Noted as the 60th busiest Amtrak station out of 73 in California, Amtrak calculated that 25 passengers board and detrain at the San Clemente Pier station daily. A sure sign of a vacation town.
Crossing the train tracks leads you to San Clemente’s Pier and beach, the most populated part of the town.
Here, you’ll see surfers either waxing their boards, or floating on the Pacific – perched, waiting, and ready to catch the next wave; satisfied restaurant patrons walk the length of the Pier after a filling meal at the Fisherman’s Wharf. Located at the beach-end, its dining room and terrace balance over the water lapped shoreline, supported by the Pier’s stilts.
At various times of the day, it isn’t uncommon to notice patient fishermen by the Pier’s balustrades, in hopes of reeling in a bite. Ocean gazers abound.
The views on and from the town’s hilly terrain are worthy of a pause too – cacti, California lilacs, hot pink bougainvillea, bright red bottlebrush, Mexican sage, and the ubiquitous palm tree are part of the flora that make up the town’s landscape. As is typical throughout California, San Clemente is made all the prettier for its manicured gardens.
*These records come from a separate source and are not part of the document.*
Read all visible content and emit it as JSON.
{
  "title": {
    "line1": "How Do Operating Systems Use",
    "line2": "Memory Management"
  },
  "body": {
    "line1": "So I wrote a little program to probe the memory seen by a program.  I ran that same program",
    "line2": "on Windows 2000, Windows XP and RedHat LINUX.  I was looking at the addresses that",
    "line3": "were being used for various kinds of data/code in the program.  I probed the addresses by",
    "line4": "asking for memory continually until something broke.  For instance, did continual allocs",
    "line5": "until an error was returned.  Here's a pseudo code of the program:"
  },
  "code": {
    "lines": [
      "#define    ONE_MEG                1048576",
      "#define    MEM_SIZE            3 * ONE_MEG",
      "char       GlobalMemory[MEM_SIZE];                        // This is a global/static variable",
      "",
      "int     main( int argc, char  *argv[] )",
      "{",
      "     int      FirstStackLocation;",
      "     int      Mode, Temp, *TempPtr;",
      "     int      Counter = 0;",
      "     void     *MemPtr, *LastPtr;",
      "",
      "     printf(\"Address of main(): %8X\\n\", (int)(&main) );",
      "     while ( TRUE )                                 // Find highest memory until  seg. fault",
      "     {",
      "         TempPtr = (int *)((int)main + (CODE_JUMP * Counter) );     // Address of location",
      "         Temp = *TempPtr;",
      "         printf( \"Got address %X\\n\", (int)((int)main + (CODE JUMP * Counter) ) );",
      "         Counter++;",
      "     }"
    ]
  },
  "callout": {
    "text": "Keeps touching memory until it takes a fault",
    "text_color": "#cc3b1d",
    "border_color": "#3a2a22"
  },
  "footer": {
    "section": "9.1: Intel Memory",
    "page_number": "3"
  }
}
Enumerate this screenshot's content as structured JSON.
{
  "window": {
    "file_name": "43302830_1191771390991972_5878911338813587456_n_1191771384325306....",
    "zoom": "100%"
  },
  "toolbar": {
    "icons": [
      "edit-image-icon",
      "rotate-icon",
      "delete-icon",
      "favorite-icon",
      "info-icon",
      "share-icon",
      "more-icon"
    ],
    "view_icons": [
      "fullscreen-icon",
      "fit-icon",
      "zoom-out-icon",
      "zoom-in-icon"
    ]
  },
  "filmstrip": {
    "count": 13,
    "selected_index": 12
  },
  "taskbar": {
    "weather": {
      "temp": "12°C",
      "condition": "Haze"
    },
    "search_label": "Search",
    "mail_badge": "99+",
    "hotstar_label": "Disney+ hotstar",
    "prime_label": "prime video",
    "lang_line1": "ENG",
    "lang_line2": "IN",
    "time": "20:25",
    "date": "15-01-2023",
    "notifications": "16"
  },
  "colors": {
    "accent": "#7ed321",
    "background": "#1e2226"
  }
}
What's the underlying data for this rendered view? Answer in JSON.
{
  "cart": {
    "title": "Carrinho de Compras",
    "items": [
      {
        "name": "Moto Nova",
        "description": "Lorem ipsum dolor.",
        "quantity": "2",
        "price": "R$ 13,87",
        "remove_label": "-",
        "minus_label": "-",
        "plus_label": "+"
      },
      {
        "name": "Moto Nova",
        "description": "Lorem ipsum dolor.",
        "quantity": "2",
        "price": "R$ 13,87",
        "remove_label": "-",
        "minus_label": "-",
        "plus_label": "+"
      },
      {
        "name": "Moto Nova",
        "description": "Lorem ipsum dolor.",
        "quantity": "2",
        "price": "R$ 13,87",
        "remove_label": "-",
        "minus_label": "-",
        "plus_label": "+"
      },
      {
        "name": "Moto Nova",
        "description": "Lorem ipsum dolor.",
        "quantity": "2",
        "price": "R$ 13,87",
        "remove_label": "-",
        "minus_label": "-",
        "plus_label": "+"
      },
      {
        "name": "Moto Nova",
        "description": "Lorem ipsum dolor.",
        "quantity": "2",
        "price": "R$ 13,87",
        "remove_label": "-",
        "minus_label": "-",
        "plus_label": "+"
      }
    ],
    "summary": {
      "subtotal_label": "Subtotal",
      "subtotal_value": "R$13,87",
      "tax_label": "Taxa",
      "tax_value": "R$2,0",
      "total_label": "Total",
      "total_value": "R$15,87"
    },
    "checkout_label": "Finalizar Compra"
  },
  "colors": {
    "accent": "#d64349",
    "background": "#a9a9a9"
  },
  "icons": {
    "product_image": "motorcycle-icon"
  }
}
Spot a hummingbird; it’s your lucky day. So fun to watch – small, with a beak like a tapestry needle – they flutter their wings hundreds of times a minute whilst hovering mid-air. Blink, and they’re gone – off to their next hovering spot.
All the while, the Pacific provides a captivating backdrop. Whether it paints a scene that glistens under the sun’s rays, or something a little wilder – crashing waves under a cover of fog; either could be listened to/watched for hours.
Such is the allure of San Clemente.